May 2017 9
EVENTS, ADVANCES, AND NEWS
Post comments on this article at www.nutsvolts.com/magazine/issue/2017/05.
COMPUTERS and NETWORKING
Turn Your Pi into a Stereo
One of the reasons why your Raspberry Pi computer didn’t cost much is that it wasn’t designed to provide audiophile-level sound
capabilities. You get good quality via the HDMI link, but
what comes out of its 3. 5 mm stereo jack is not so much.
However, a few companies are now offering products
that can be piggybacked on the Pi to configure a pretty
good sound system, among which is the HiFiBerry (www.
You can go basic with the simple HiFiBerry DAC with
RCA jacks, but if you want a complete solution in one
package, you might prefer the HiFiBerry Amp+, which
includes a Class-D power amp and creates a complete
stereo system minus the speakers.
The Amp+ works with the Raspberry Pi mode A+,
B+, or the newer Pi 2 (but not with the older model
A/B), and is controlled directly through the Pi. You get
up to 25W of audio power (into 4Ω), built-in digital-to-analog conversion, and 44.1 and 48 kHz sample rates. It
connects directly to the Pi (no soldering required), so you
don’t need any additional cables, and only one 12V–19V
power supply is needed for both the Pi and amp. For a
few bucks more, you can add a case and various other
Note that the online store is in Switzerland, so it may
simplify things to go through the US distributor, Chicago
Electronic Distributors ( chicagodist.com). ▲
How to Beat Ransomware
Most of us have never suffered a ransomware attack, whereby malicious software encrypts tored data and makes it inaccessible, after
which crooks demand a hefty payment in bitcoins to
hand over the encryption keys. Many larger businesses
have been hit and, in fact, computer security firm
Malwarebytes ( www.malwarebytes.com) claims that
ransomware “is fast becoming a ubiquitous threat, with
nearly 40 percent of all businesses experiencing an attack
in the past year.”
The firm surveyed 500 companies in four countries
in coming up with that number. Ransom demands
occasionally topped $50,000, but one-fifth of them
were for $500 or less, so the criminals are not limiting
their targets to entities with deep pockets.

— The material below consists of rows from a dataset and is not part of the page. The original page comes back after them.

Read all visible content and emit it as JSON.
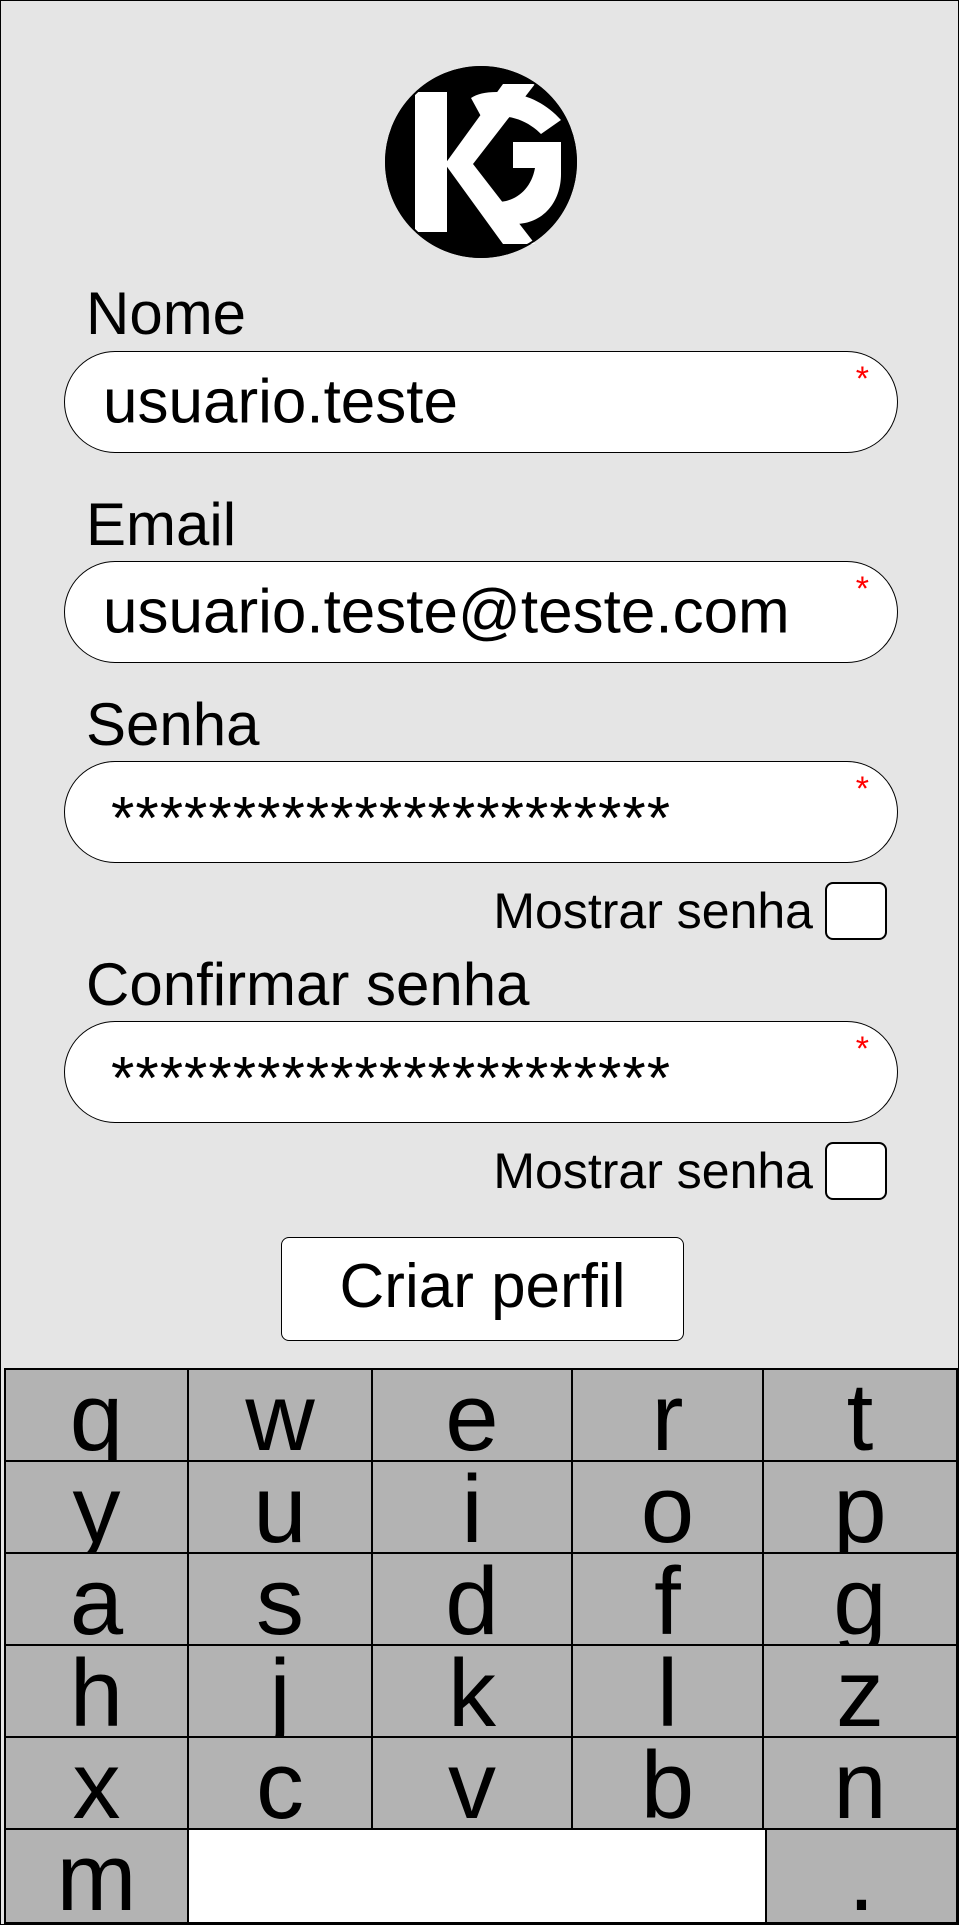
{
  "logo": {
    "text": "KG",
    "icon": "kg-logo-icon"
  },
  "form": {
    "name": {
      "label": "Nome",
      "value": "usuario.teste",
      "required_mark": "*"
    },
    "email": {
      "label": "Email",
      "value": "usuario.teste@teste.com",
      "required_mark": "*"
    },
    "password": {
      "label": "Senha",
      "value": "***********************",
      "required_mark": "*",
      "show_label": "Mostrar senha",
      "show_checked": false
    },
    "confirm_password": {
      "label": "Confirmar senha",
      "value": "***********************",
      "required_mark": "*",
      "show_label": "Mostrar senha",
      "show_checked": false
    },
    "submit_label": "Criar perfil"
  },
  "keyboard": {
    "rows": [
      [
        "q",
        "w",
        "e",
        "r",
        "t"
      ],
      [
        "y",
        "u",
        "i",
        "o",
        "p"
      ],
      [
        "a",
        "s",
        "d",
        "f",
        "g"
      ],
      [
        "h",
        "j",
        "k",
        "l",
        "z"
      ],
      [
        "x",
        "c",
        "v",
        "b",
        "n"
      ]
    ],
    "bottom": {
      "left": "m",
      "right": "."
    }
  },
  "colors": {
    "background": "#e5e5e5",
    "key": "#b3b3b3",
    "required": "#ff0000"
  }
}
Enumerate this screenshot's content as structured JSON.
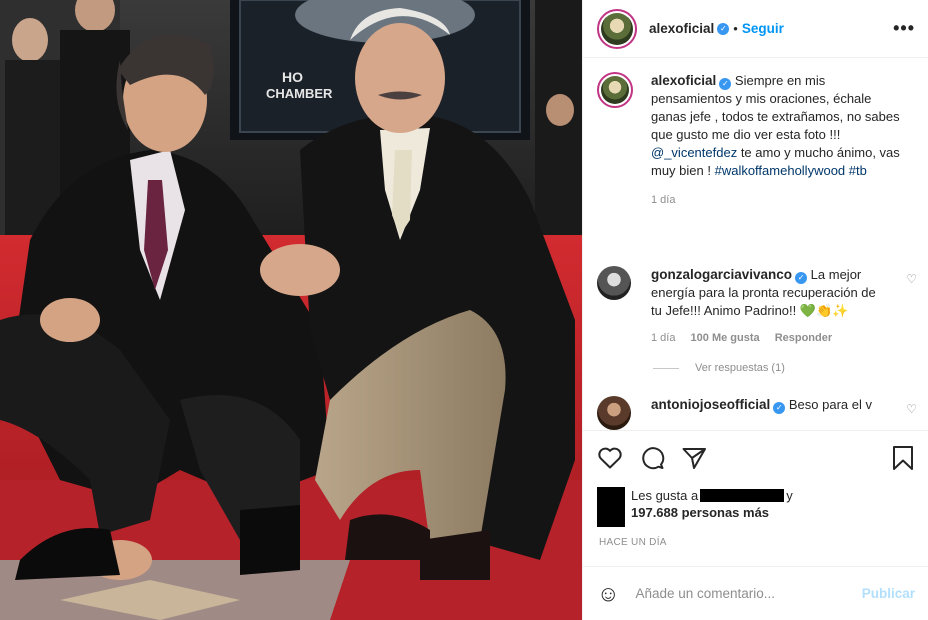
{
  "post": {
    "author": "alexoficial",
    "follow_label": "Seguir",
    "more_label": "•••"
  },
  "photo": {
    "banner_line1": "HO",
    "banner_line2": "CHAMBER          RCE"
  },
  "caption": {
    "username": "alexoficial",
    "text_part1": "Siempre en mis pensamientos y mis oraciones, échale ganas jefe , todos te extrañamos, no sabes que gusto me dio ver esta foto !!! ",
    "mention": "@_vicentefdez",
    "text_part2": " te amo y mucho ánimo, vas muy bien ! ",
    "hashtag1": "#walkoffamehollywood",
    "hashtag2": "#tb",
    "time": "1 día"
  },
  "comments": [
    {
      "username": "gonzalogarciavivanco",
      "text": "La mejor energía para la pronta recuperación de tu Jefe!!! Animo Padrino!! 💚👏✨",
      "time": "1 día",
      "likes": "100 Me gusta",
      "reply_label": "Responder",
      "view_replies": "Ver respuestas (1)"
    },
    {
      "username": "antoniojoseofficial",
      "text": "Beso para el v"
    }
  ],
  "likes": {
    "prefix": "Les gusta a",
    "suffix": "y",
    "count_text": "197.688 personas más"
  },
  "timestamp": "HACE UN DÍA",
  "composer": {
    "placeholder": "Añade un comentario...",
    "publish_label": "Publicar"
  },
  "colors": {
    "accent_blue": "#0095f6",
    "link_dark_blue": "#00376b",
    "muted": "#8e8e8e",
    "publish_disabled": "#b2dffc",
    "carpet_red": "#c8262a"
  },
  "icons": [
    "more-icon",
    "verified-icon",
    "heart-icon",
    "comment-icon",
    "share-icon",
    "bookmark-icon",
    "emoji-icon"
  ]
}
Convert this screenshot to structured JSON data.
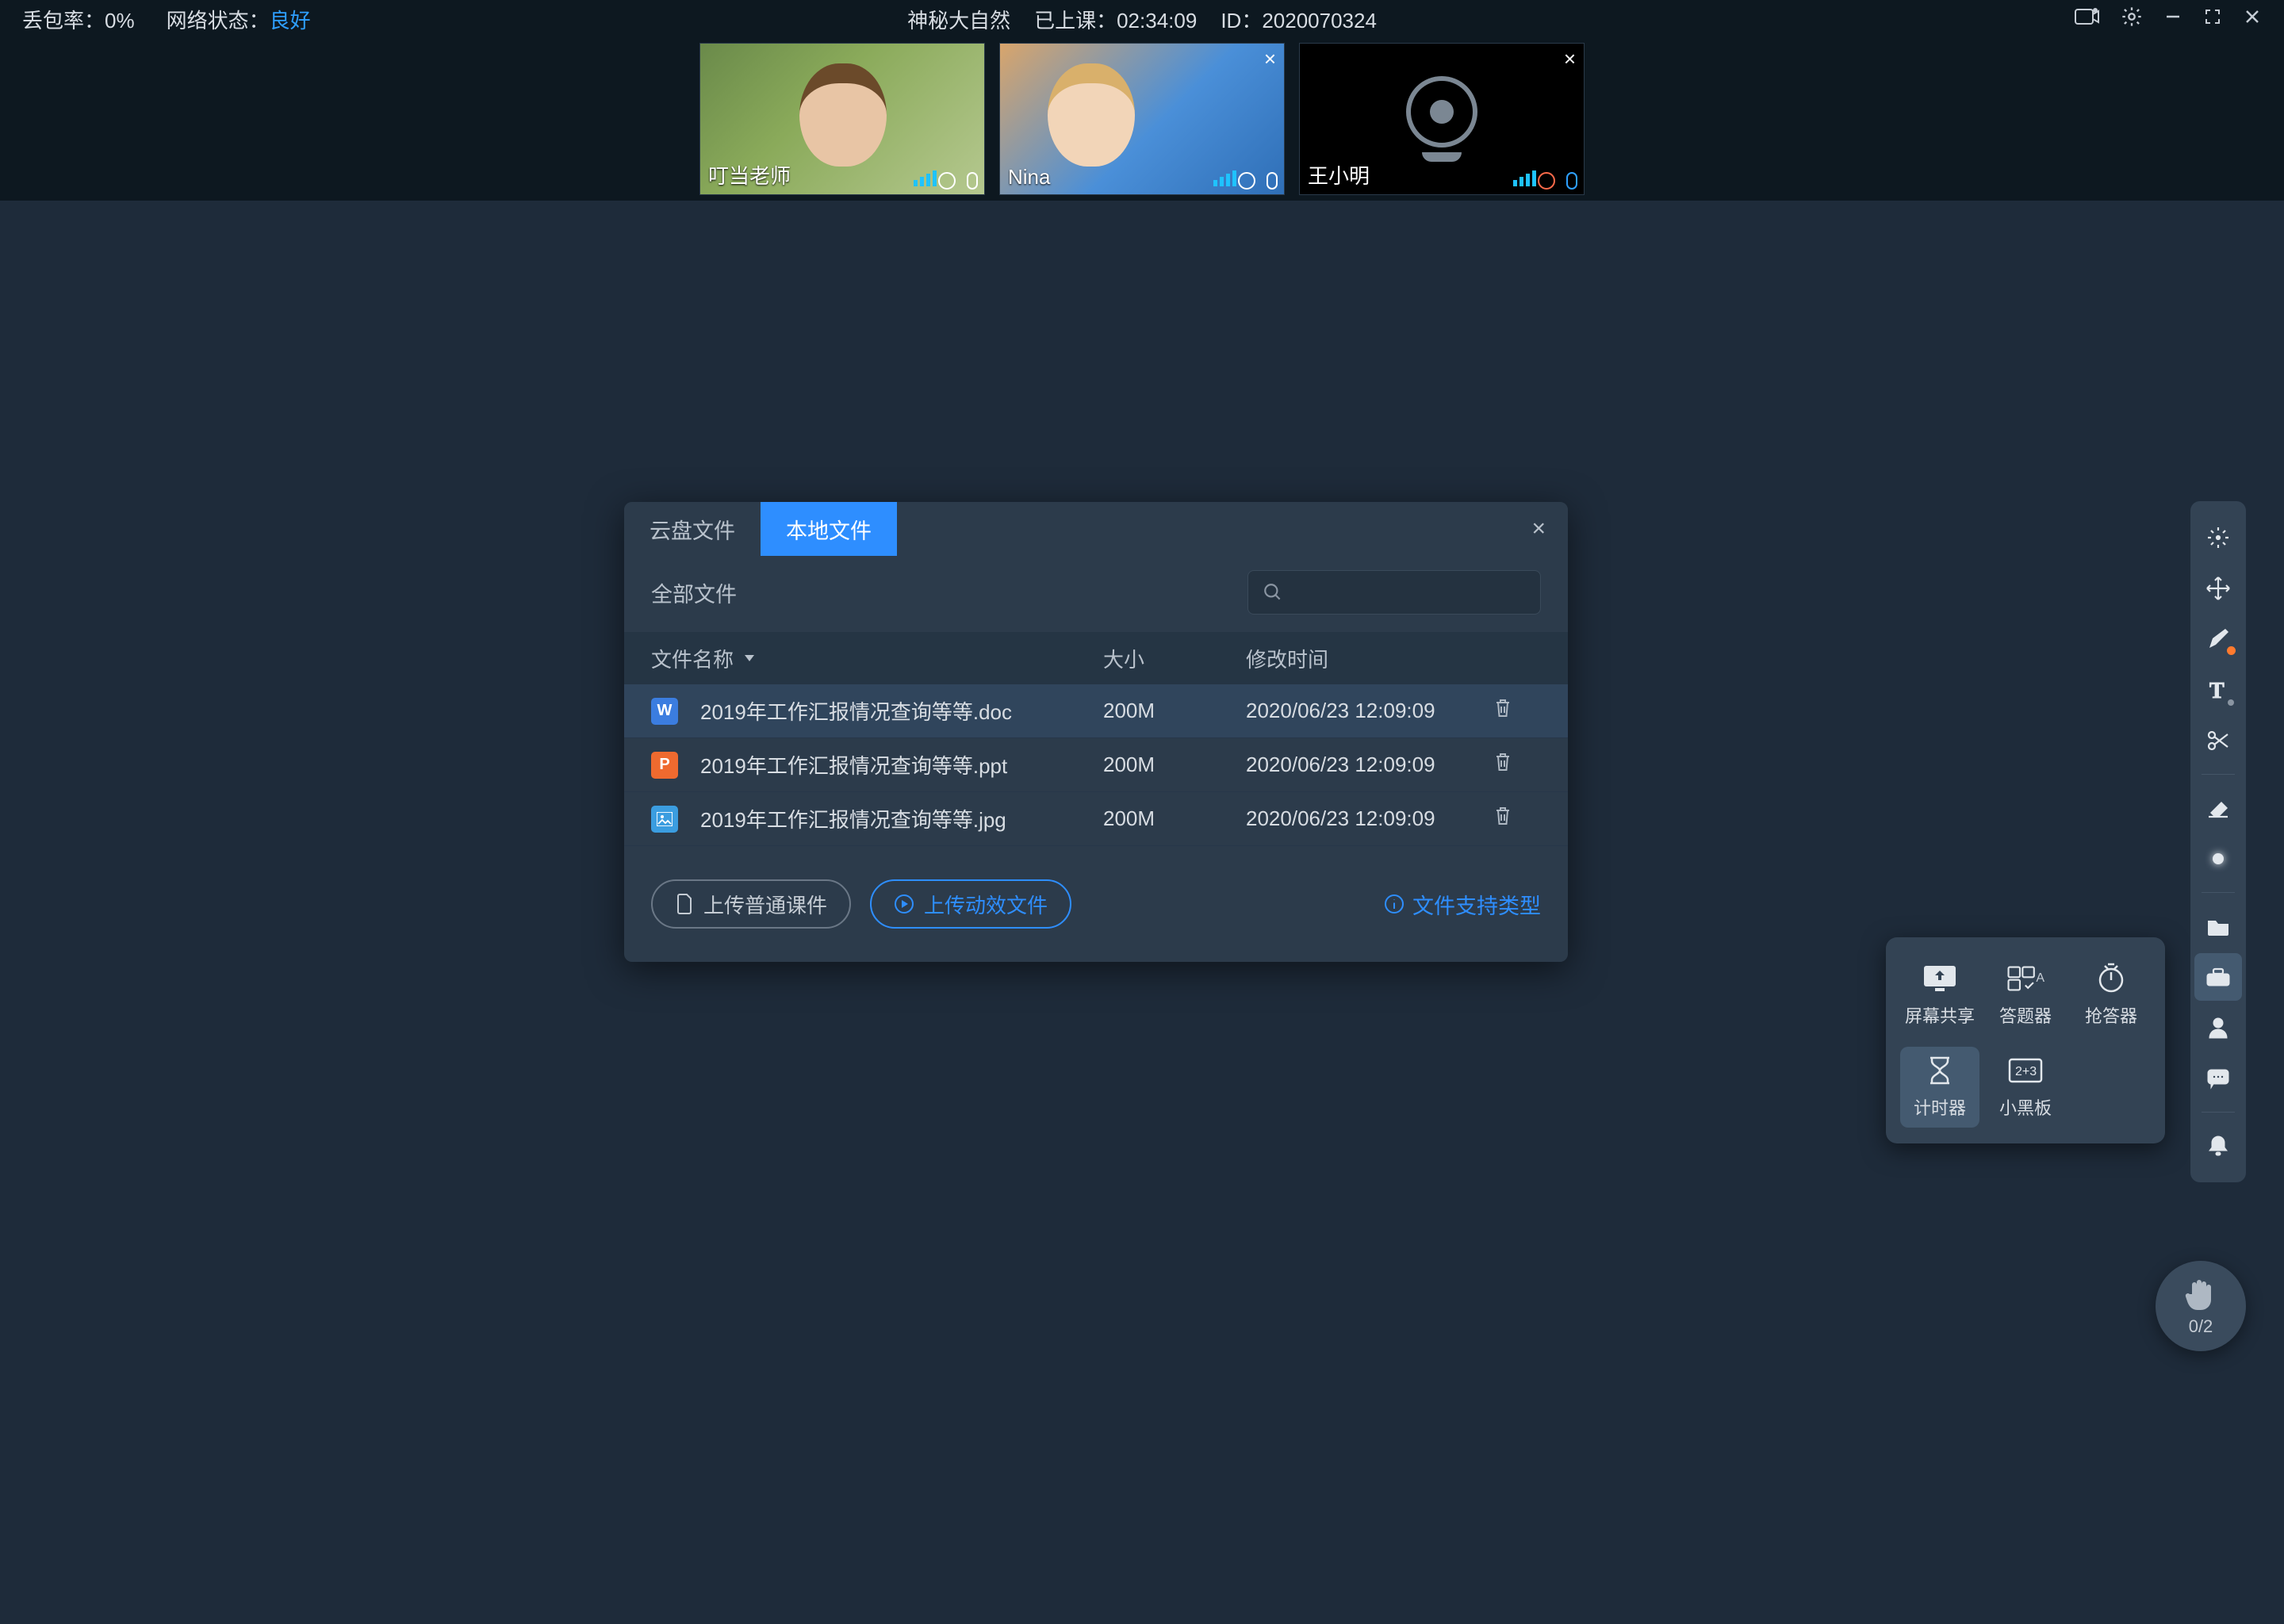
{
  "topbar": {
    "packet_loss_label": "丢包率：",
    "packet_loss_value": "0%",
    "network_label": "网络状态：",
    "network_value": "良好",
    "course_title": "神秘大自然",
    "elapsed_label": "已上课：",
    "elapsed_value": "02:34:09",
    "id_label": "ID：",
    "id_value": "2020070324"
  },
  "videos": [
    {
      "name": "叮当老师",
      "kind": "teacher",
      "closable": false,
      "muted": false
    },
    {
      "name": "Nina",
      "kind": "nina",
      "closable": true,
      "muted": false
    },
    {
      "name": "王小明",
      "kind": "camoff",
      "closable": true,
      "muted": true
    }
  ],
  "dialog": {
    "tab_cloud": "云盘文件",
    "tab_local": "本地文件",
    "all_files": "全部文件",
    "col_name": "文件名称",
    "col_size": "大小",
    "col_time": "修改时间",
    "files": [
      {
        "icon": "word",
        "letter": "W",
        "name": "2019年工作汇报情况查询等等.doc",
        "size": "200M",
        "time": "2020/06/23 12:09:09"
      },
      {
        "icon": "ppt",
        "letter": "P",
        "name": "2019年工作汇报情况查询等等.ppt",
        "size": "200M",
        "time": "2020/06/23 12:09:09"
      },
      {
        "icon": "img",
        "letter": "",
        "name": "2019年工作汇报情况查询等等.jpg",
        "size": "200M",
        "time": "2020/06/23 12:09:09"
      }
    ],
    "btn_upload_normal": "上传普通课件",
    "btn_upload_anim": "上传动效文件",
    "support_types": "文件支持类型"
  },
  "toolbox": {
    "screen_share": "屏幕共享",
    "answer": "答题器",
    "responder": "抢答器",
    "timer": "计时器",
    "blackboard": "小黑板"
  },
  "hand": {
    "count": "0/2"
  }
}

This type of
malware is increasingly spread through vulnerabilities in
such applications as Adobe Flash and Windows, so if you
have either one installed, you could be next.
The good news is that you can protect yourself
pretty easily by following standard security procedures
As noted on the site, “Since it is much easier to
avoid the threat than to fight against it once the system
is affected, the project ... aims to educate users about
how ransomware works and what countermeasures can
be taken to effectively prevent infection.” Nevertheless, it
also offers decryption tools for victims of a dozen or so
viruses, including Dharma and Crysis. ▲
HiFiBerry Amp+ adds high quality audio.
Screenshot of a ransomware attack.